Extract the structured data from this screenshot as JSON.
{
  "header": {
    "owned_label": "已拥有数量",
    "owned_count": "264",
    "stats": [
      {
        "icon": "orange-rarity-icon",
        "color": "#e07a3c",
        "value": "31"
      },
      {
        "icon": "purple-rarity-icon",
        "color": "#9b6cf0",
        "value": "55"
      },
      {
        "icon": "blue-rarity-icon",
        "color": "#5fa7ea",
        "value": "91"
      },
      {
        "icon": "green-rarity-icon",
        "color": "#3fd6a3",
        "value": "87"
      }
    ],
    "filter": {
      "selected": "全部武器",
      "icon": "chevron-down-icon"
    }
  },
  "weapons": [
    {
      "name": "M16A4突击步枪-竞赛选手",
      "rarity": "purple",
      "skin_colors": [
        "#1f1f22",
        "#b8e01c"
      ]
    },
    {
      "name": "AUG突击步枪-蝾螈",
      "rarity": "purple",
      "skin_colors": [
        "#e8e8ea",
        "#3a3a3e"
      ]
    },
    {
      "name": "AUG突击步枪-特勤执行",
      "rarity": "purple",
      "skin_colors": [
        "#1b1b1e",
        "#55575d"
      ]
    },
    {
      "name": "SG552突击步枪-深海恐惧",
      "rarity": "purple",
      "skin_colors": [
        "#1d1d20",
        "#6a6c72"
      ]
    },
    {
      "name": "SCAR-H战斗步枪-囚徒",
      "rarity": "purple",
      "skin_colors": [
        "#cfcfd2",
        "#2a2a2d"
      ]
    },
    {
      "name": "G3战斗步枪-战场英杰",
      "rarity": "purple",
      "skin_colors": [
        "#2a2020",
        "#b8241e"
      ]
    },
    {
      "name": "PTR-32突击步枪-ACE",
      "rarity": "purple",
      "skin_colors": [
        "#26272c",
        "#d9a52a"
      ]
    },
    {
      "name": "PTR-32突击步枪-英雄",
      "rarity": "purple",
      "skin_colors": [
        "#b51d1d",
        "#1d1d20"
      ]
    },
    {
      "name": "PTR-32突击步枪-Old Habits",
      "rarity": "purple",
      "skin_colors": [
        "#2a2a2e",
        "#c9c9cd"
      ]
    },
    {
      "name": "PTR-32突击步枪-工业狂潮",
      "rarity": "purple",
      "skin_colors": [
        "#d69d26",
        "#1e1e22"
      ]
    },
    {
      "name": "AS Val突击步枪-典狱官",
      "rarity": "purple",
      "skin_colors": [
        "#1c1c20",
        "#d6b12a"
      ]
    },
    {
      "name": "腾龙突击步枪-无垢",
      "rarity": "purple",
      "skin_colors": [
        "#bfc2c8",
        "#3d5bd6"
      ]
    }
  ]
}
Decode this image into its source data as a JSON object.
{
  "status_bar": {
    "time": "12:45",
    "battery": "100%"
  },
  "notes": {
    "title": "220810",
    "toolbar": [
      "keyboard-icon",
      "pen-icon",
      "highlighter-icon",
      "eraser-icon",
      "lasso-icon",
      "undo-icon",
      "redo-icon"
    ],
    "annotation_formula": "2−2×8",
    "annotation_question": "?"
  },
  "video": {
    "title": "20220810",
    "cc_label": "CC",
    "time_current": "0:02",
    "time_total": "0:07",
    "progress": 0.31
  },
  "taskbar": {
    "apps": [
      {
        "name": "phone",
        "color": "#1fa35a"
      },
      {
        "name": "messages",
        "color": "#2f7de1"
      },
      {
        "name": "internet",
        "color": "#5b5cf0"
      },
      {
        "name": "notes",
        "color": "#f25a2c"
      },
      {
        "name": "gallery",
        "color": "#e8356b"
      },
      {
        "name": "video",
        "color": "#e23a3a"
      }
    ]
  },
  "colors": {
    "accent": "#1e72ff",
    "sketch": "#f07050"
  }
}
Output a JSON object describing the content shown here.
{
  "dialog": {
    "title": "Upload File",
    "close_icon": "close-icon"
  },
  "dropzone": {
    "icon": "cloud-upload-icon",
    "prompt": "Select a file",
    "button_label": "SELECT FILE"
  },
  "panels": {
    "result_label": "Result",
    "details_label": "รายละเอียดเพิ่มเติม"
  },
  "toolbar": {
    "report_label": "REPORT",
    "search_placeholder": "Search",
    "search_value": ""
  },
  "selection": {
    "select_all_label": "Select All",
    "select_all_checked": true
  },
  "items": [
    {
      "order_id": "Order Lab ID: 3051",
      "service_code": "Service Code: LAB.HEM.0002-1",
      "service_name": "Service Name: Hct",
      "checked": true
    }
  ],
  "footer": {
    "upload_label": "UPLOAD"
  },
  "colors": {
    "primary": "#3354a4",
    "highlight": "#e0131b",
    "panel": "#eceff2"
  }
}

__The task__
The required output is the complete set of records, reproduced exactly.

__Output__
Extract the structured data from this screenshot as JSON.
{
  "header": {
    "owned_label": "已拥有数量",
    "owned_count": "264",
    "stats": [
      {
        "icon": "orange-rarity-icon",
        "color": "#e07a3c",
        "value": "31"
      },
      {
        "icon": "purple-rarity-icon",
        "color": "#9b6cf0",
        "value": "55"
      },
      {
        "icon": "blue-rarity-icon",
        "color": "#5fa7ea",
        "value": "91"
      },
      {
        "icon": "green-rarity-icon",
        "color": "#3fd6a3",
        "value": "87"
      }
    ],
    "filter": {
      "selected": "全部武器",
      "icon": "chevron-down-icon"
    }
  },
  "weapons": [
    {
      "name": "M16A4突击步枪-竞赛选手",
      "rarity": "purple",
      "skin_colors": [
        "#1f1f22",
        "#b8e01c"
      ]
    },
    {
      "name": "AUG突击步枪-蝾螈",
      "rarity": "purple",
      "skin_colors": [
        "#e8e8ea",
        "#3a3a3e"
      ]
    },
    {
      "name": "AUG突击步枪-特勤执行",
      "rarity": "purple",
      "skin_colors": [
        "#1b1b1e",
        "#55575d"
      ]
    },
    {
      "name": "SG552突击步枪-深海恐惧",
      "rarity": "purple",
      "skin_colors": [
        "#1d1d20",
        "#6a6c72"
      ]
    },
    {
      "name": "SCAR-H战斗步枪-囚徒",
      "rarity": "purple",
      "skin_colors": [
        "#cfcfd2",
        "#2a2a2d"
      ]
    },
    {
      "name": "G3战斗步枪-战场英杰",
      "rarity": "purple",
      "skin_colors": [
        "#2a2020",
        "#b8241e"
      ]
    },
    {
      "name": "PTR-32突击步枪-ACE",
      "rarity": "purple",
      "skin_colors": [
        "#26272c",
        "#d9a52a"
      ]
    },
    {
      "name": "PTR-32突击步枪-英雄",
      "rarity": "purple",
      "skin_colors": [
        "#b51d1d",
        "#1d1d20"
      ]
    },
    {
      "name": "PTR-32突击步枪-Old Habits",
      "rarity": "purple",
      "skin_colors": [
        "#2a2a2e",
        "#c9c9cd"
      ]
    },
    {
      "name": "PTR-32突击步枪-工业狂潮",
      "rarity": "purple",
      "skin_colors": [
        "#d69d26",
        "#1e1e22"
      ]
    },
    {
      "name": "AS Val突击步枪-典狱官",
      "rarity": "purple",
      "skin_colors": [
        "#1c1c20",
        "#d6b12a"
      ]
    },
    {
      "name": "腾龙突击步枪-无垢",
      "rarity": "purple",
      "skin_colors": [
        "#bfc2c8",
        "#3d5bd6"
      ]
    }
  ]
}
Decode this image into its source data as a JSON object.
{
  "status_bar": {
    "time": "12:45",
    "battery": "100%"
  },
  "notes": {
    "title": "220810",
    "toolbar": [
      "keyboard-icon",
      "pen-icon",
      "highlighter-icon",
      "eraser-icon",
      "lasso-icon",
      "undo-icon",
      "redo-icon"
    ],
    "annotation_formula": "2−2×8",
    "annotation_question": "?"
  },
  "video": {
    "title": "20220810",
    "cc_label": "CC",
    "time_current": "0:02",
    "time_total": "0:07",
    "progress": 0.31
  },
  "taskbar": {
    "apps": [
      {
        "name": "phone",
        "color": "#1fa35a"
      },
      {
        "name": "messages",
        "color": "#2f7de1"
      },
      {
        "name": "internet",
        "color": "#5b5cf0"
      },
      {
        "name": "notes",
        "color": "#f25a2c"
      },
      {
        "name": "gallery",
        "color": "#e8356b"
      },
      {
        "name": "video",
        "color": "#e23a3a"
      }
    ]
  },
  "colors": {
    "accent": "#1e72ff",
    "sketch": "#f07050"
  }
}
Output a JSON object describing the content shown here.
{
  "dialog": {
    "title": "Upload File",
    "close_icon": "close-icon"
  },
  "dropzone": {
    "icon": "cloud-upload-icon",
    "prompt": "Select a file",
    "button_label": "SELECT FILE"
  },
  "panels": {
    "result_label": "Result",
    "details_label": "รายละเอียดเพิ่มเติม"
  },
  "toolbar": {
    "report_label": "REPORT",
    "search_placeholder": "Search",
    "search_value": ""
  },
  "selection": {
    "select_all_label": "Select All",
    "select_all_checked": true
  },
  "items": [
    {
      "order_id": "Order Lab ID: 3051",
      "service_code": "Service Code: LAB.HEM.0002-1",
      "service_name": "Service Name: Hct",
      "checked": true
    }
  ],
  "footer": {
    "upload_label": "UPLOAD"
  },
  "colors": {
    "primary": "#3354a4",
    "highlight": "#e0131b",
    "panel": "#eceff2"
  }
}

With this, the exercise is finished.